• [What is being asked]
Repeat the data below in full. Pictures must not be part of the copy.

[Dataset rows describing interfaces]
· · ·

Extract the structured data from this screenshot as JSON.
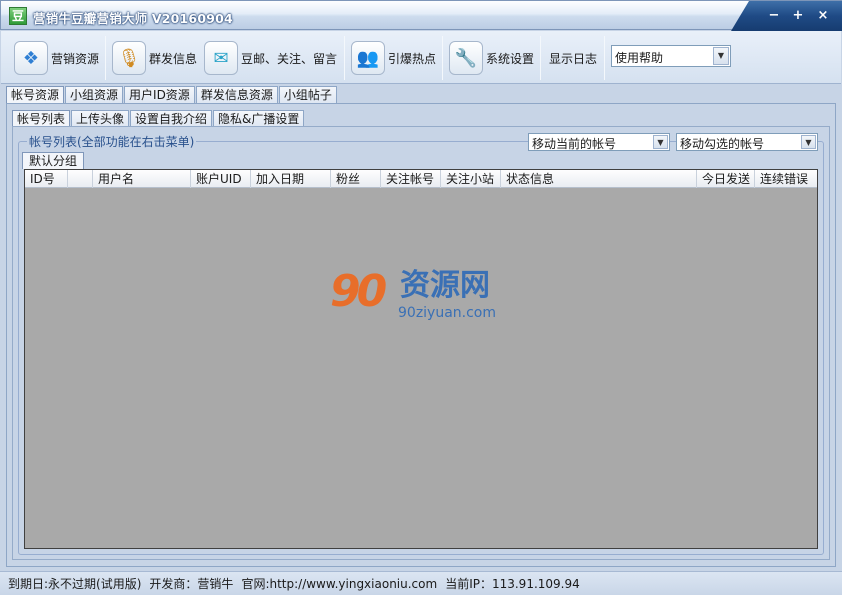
{
  "window": {
    "title": "营销牛豆瓣营销大师 V20160904",
    "icon_glyph": "豆",
    "controls": {
      "minimize": "−",
      "maximize": "+",
      "close": "×"
    }
  },
  "toolbar": {
    "items": [
      {
        "label": "营销资源",
        "icon": "dropbox-box-icon",
        "glyph": "❖"
      },
      {
        "label": "群发信息",
        "icon": "microphone-person-icon",
        "glyph": "🎙"
      },
      {
        "label": "豆邮、关注、留言",
        "icon": "envelope-icon",
        "glyph": "✉"
      },
      {
        "label": "引爆热点",
        "icon": "people-icon",
        "glyph": "👥"
      },
      {
        "label": "系统设置",
        "icon": "wrench-icon",
        "glyph": "🔧"
      },
      {
        "label": "显示日志"
      }
    ],
    "help_select": {
      "value": "使用帮助"
    }
  },
  "main_tabs": [
    "帐号资源",
    "小组资源",
    "用户ID资源",
    "群发信息资源",
    "小组帖子"
  ],
  "sub_tabs": [
    "帐号列表",
    "上传头像",
    "设置自我介绍",
    "隐私&广播设置"
  ],
  "account_list": {
    "group_label": "帐号列表(全部功能在右击菜单)",
    "move_current": "移动当前的帐号",
    "move_checked": "移动勾选的帐号",
    "group_tab": "默认分组",
    "columns": [
      "ID号",
      "",
      "用户名",
      "账户UID",
      "加入日期",
      "粉丝",
      "关注帐号",
      "关注小站",
      "状态信息",
      "今日发送",
      "连续错误"
    ]
  },
  "watermark": {
    "logo": "90",
    "text": "资源网",
    "url": "90ziyuan.com"
  },
  "statusbar": {
    "expiry": "到期日:永不过期(试用版)",
    "developer": "开发商：营销牛",
    "website": "官网:http://www.yingxiaoniu.com",
    "ip": "当前IP：113.91.109.94"
  },
  "colors": {
    "accent": "#28508c",
    "grid_background": "#a9a9a9",
    "window_background": "#c7d4e6",
    "watermark_orange": "#e86e2a",
    "watermark_blue": "#3a70b5"
  }
}
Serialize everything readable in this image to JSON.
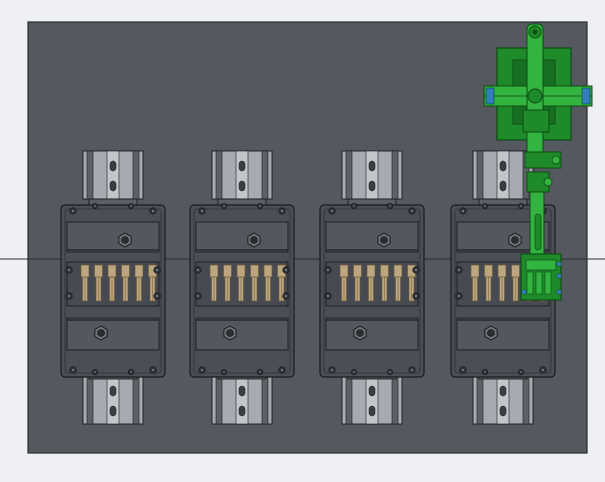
{
  "viewport": {
    "background": "#eef0f4",
    "plate_color": "#55585f",
    "plate_edge": "#2a2c30",
    "center_line": "#2c2e33"
  },
  "assembly": {
    "module_count": 4,
    "fingers_per_module": 6,
    "rail_color": "#a6abb1",
    "rail_dark": "#5d6167",
    "frame_color": "#4b4e55",
    "frame_line": "#1a1c1f",
    "finger_color": "#bba67f",
    "finger_dark": "#6d5b3b",
    "robot_arm_color": "#1f8a2a",
    "robot_arm_light": "#33b33f",
    "robot_arm_dark": "#0c4d13",
    "accent_blue": "#2f7ec0"
  }
}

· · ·

• [Solution for this exercise]
Extract the structured data from this screenshot as JSON.
{
  "window": {
    "title": "营销牛豆瓣营销大师 V20160904",
    "icon_glyph": "豆",
    "controls": {
      "minimize": "−",
      "maximize": "+",
      "close": "×"
    }
  },
  "toolbar": {
    "items": [
      {
        "label": "营销资源",
        "icon": "dropbox-box-icon",
        "glyph": "❖"
      },
      {
        "label": "群发信息",
        "icon": "microphone-person-icon",
        "glyph": "🎙"
      },
      {
        "label": "豆邮、关注、留言",
        "icon": "envelope-icon",
        "glyph": "✉"
      },
      {
        "label": "引爆热点",
        "icon": "people-icon",
        "glyph": "👥"
      },
      {
        "label": "系统设置",
        "icon": "wrench-icon",
        "glyph": "🔧"
      },
      {
        "label": "显示日志"
      }
    ],
    "help_select": {
      "value": "使用帮助"
    }
  },
  "main_tabs": [
    "帐号资源",
    "小组资源",
    "用户ID资源",
    "群发信息资源",
    "小组帖子"
  ],
  "sub_tabs": [
    "帐号列表",
    "上传头像",
    "设置自我介绍",
    "隐私&广播设置"
  ],
  "account_list": {
    "group_label": "帐号列表(全部功能在右击菜单)",
    "move_current": "移动当前的帐号",
    "move_checked": "移动勾选的帐号",
    "group_tab": "默认分组",
    "columns": [
      "ID号",
      "",
      "用户名",
      "账户UID",
      "加入日期",
      "粉丝",
      "关注帐号",
      "关注小站",
      "状态信息",
      "今日发送",
      "连续错误"
    ]
  },
  "watermark": {
    "logo": "90",
    "text": "资源网",
    "url": "90ziyuan.com"
  },
  "statusbar": {
    "expiry": "到期日:永不过期(试用版)",
    "developer": "开发商：营销牛",
    "website": "官网:http://www.yingxiaoniu.com",
    "ip": "当前IP：113.91.109.94"
  },
  "colors": {
    "accent": "#28508c",
    "grid_background": "#a9a9a9",
    "window_background": "#c7d4e6",
    "watermark_orange": "#e86e2a",
    "watermark_blue": "#3a70b5"
  }
}
Serialize everything readable in this image to JSON.
{
  "viewport": {
    "background": "#eef0f4",
    "plate_color": "#55585f",
    "plate_edge": "#2a2c30",
    "center_line": "#2c2e33"
  },
  "assembly": {
    "module_count": 4,
    "fingers_per_module": 6,
    "rail_color": "#a6abb1",
    "rail_dark": "#5d6167",
    "frame_color": "#4b4e55",
    "frame_line": "#1a1c1f",
    "finger_color": "#bba67f",
    "finger_dark": "#6d5b3b",
    "robot_arm_color": "#1f8a2a",
    "robot_arm_light": "#33b33f",
    "robot_arm_dark": "#0c4d13",
    "accent_blue": "#2f7ec0"
  }
}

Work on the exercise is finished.